A SIIM would help to strengthen rule of law and to address impunity, including against state actors, through its investigatory capacity.

To combat these challenges, the International Commission of Jurists has led the charge for the creation of a Standing Independent Investigative Mechanism (“SIIM”) — a permanent body that can take on the role currently occupied by the ad hoc IMs and other UN-backed fact finding entities.  Like the present IMs, a SIIM would document crimes under international law to be used to support criminal proceedings.  However, a SIIM would include a permanent office and staff in a host country that could set up investigations when its mandate is triggered.  Although there is some debate over the precise contours of a SIIM, including how an investigation would be set in motion, the permanent nature of the body will not only reduce the cost associated with IMs, but also allow the UN to respond more quickly to emergent situations by having a mechanism already in place.  

Biden Should Support the SIIM

As the Biden administration seeks to make human rights “the center of our foreign policy,” it should back the creation of a SIIM as an investment that would pay dividends for the US in terms of soft power and national security. To date, the United States’ investment in the Syria and Myanmar IMs has totaled millions of dollars.  With the goal of a SIIM to streamline resources, and to avoid incurring substantial additional costs, providing financial support of one would merely require the US to consolidate its investments in ad hoc IMs into the SIIM.  By reducing the start-up costs and combining the logistical and administrative frameworks of each IM, each dollar invested in the SIIM would go further in supporting the investigatory mandate than it currently does invested in ad hoc IMs.

Beyond providing a better dollar-for-dollar investment, the creation of a SIIM presents the United States with an opportunity to exercise its soft power in the human rights arena. Specifically, a SIIM would help to strengthen rule of law and to address impunity, including against state actors, through its investigatory capacity. For minimal additional financial commitment, the United States could position itself as championing justice and accountability on the multilateral stage by taking the reins as a key backer of a SIIM.

The United States also stands to gain from the creation of a SIIM from a global stability perspective.    With an increased capacity to take on investigations and nimbleness to start investigations more quickly than ad hoc mechanisms, a SIIM would create greater deterrence for would-be rights violators. At a macro level, the SIIM’s promotion of justice and accountability would address conflict and decrease mass atrocities, which in turn helps to protect the United States’ national security interests. 

Given these potential benefits, the United States should seriously consider the proposals presented by the International Commission of Jurists in its report on the Options for the Establishment of a Standing Independent Investigative Mechanism (SIIM). A SIIM is a good investment both politically and monetarily for the United States’ foreign policy and will provide better returns than continued support of ad hoc IMs. 

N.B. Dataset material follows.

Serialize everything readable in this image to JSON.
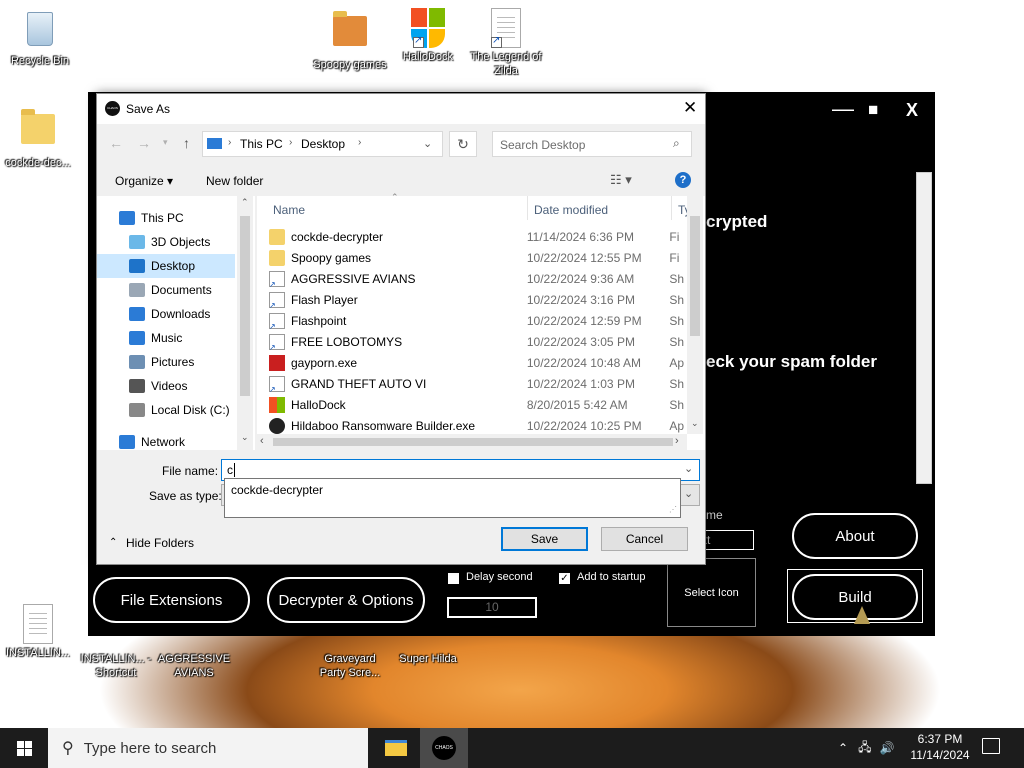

The views presented in this article are the author’s own and do not necessarily represent the views of any other organization.

Colleen Devine

Colleen Devine is an associate attorney in the New York office of Gibson, Dunn & Crutcher where her practice focuses on foreign judgment and international arbitration award enforcement, transnational litigation, and arbitration.  Previously, she served as a UNHR Fellow at the Permanent Mission of the Islamic Republic of Afghanistan in Geneva, Switzerland engaging with the Universal Periodic Review process and the United Nations Human Rights Council.  She holds a J.D. from the University of Michigan Law School. 

Hey there!

You made it to the bottom of the page! That means you must like what we do. In that case, can we ask for your help? Inkstick is changing the face of foreign policy, but we can’t do it without you. If our content is something that you’ve come to rely on, please make a tax-deductible donation today. Even $5 or $10 a month makes a huge difference. Together, we can tell the stories that need to be told.